**BRIEF**
Reproduce the listing below exactly. Pictures do not belong in the copy.
=== Section Start ===
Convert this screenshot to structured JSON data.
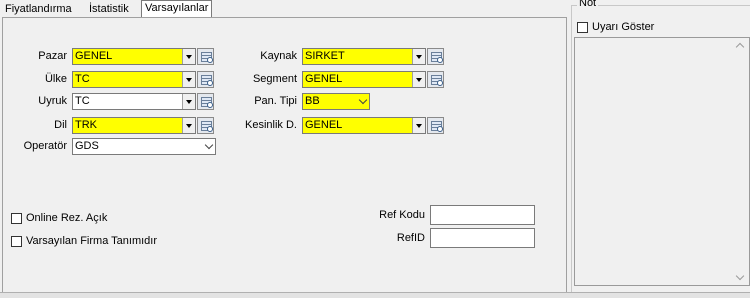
{
  "tabs": [
    {
      "label": "Fiyatlandırma",
      "active": false
    },
    {
      "label": "İstatistik",
      "active": false
    },
    {
      "label": "Varsayılanlar",
      "active": true
    }
  ],
  "left_fields": [
    {
      "label": "Pazar",
      "value": "GENEL",
      "highlight": true,
      "lookup": true
    },
    {
      "label": "Ülke",
      "value": "TC",
      "highlight": true,
      "lookup": true
    },
    {
      "label": "Uyruk",
      "value": "TC",
      "highlight": false,
      "lookup": true
    },
    {
      "label": "Dil",
      "value": "TRK",
      "highlight": true,
      "lookup": true
    },
    {
      "label": "Operatör",
      "value": "GDS",
      "highlight": false,
      "lookup": false
    }
  ],
  "right_fields": [
    {
      "label": "Kaynak",
      "value": "SIRKET",
      "highlight": true,
      "lookup": true
    },
    {
      "label": "Segment",
      "value": "GENEL",
      "highlight": true,
      "lookup": true
    },
    {
      "label": "Pan. Tipi",
      "value": "BB",
      "highlight": true,
      "lookup": false
    },
    {
      "label": "Kesinlik D.",
      "value": "GENEL",
      "highlight": true,
      "lookup": true
    }
  ],
  "checkboxes": {
    "online_rez": {
      "label": "Online Rez. Açık",
      "checked": false
    },
    "varsayilan_firma": {
      "label": "Varsayılan Firma Tanımıdır",
      "checked": false
    }
  },
  "ref": {
    "kodu_label": "Ref Kodu",
    "kodu_value": "",
    "id_label": "RefID",
    "id_value": ""
  },
  "note": {
    "title": "Not",
    "uyari_label": "Uyarı Göster",
    "uyari_checked": false,
    "text": ""
  },
  "colors": {
    "highlight": "#ffff00",
    "window_bg": "#f0f0f0"
  }
}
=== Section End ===
**EXPECTED OUTPUT**
Convert this screenshot to structured JSON data.
{
  "tabs": [
    {
      "label": "Fiyatlandırma",
      "active": false
    },
    {
      "label": "İstatistik",
      "active": false
    },
    {
      "label": "Varsayılanlar",
      "active": true
    }
  ],
  "left_fields": [
    {
      "label": "Pazar",
      "value": "GENEL",
      "highlight": true,
      "lookup": true
    },
    {
      "label": "Ülke",
      "value": "TC",
      "highlight": true,
      "lookup": true
    },
    {
      "label": "Uyruk",
      "value": "TC",
      "highlight": false,
      "lookup": true
    },
    {
      "label": "Dil",
      "value": "TRK",
      "highlight": true,
      "lookup": true
    },
    {
      "label": "Operatör",
      "value": "GDS",
      "highlight": false,
      "lookup": false
    }
  ],
  "right_fields": [
    {
      "label": "Kaynak",
      "value": "SIRKET",
      "highlight": true,
      "lookup": true
    },
    {
      "label": "Segment",
      "value": "GENEL",
      "highlight": true,
      "lookup": true
    },
    {
      "label": "Pan. Tipi",
      "value": "BB",
      "highlight": true,
      "lookup": false
    },
    {
      "label": "Kesinlik D.",
      "value": "GENEL",
      "highlight": true,
      "lookup": true
    }
  ],
  "checkboxes": {
    "online_rez": {
      "label": "Online Rez. Açık",
      "checked": false
    },
    "varsayilan_firma": {
      "label": "Varsayılan Firma Tanımıdır",
      "checked": false
    }
  },
  "ref": {
    "kodu_label": "Ref Kodu",
    "kodu_value": "",
    "id_label": "RefID",
    "id_value": ""
  },
  "note": {
    "title": "Not",
    "uyari_label": "Uyarı Göster",
    "uyari_checked": false,
    "text": ""
  },
  "colors": {
    "highlight": "#ffff00",
    "window_bg": "#f0f0f0"
  }
}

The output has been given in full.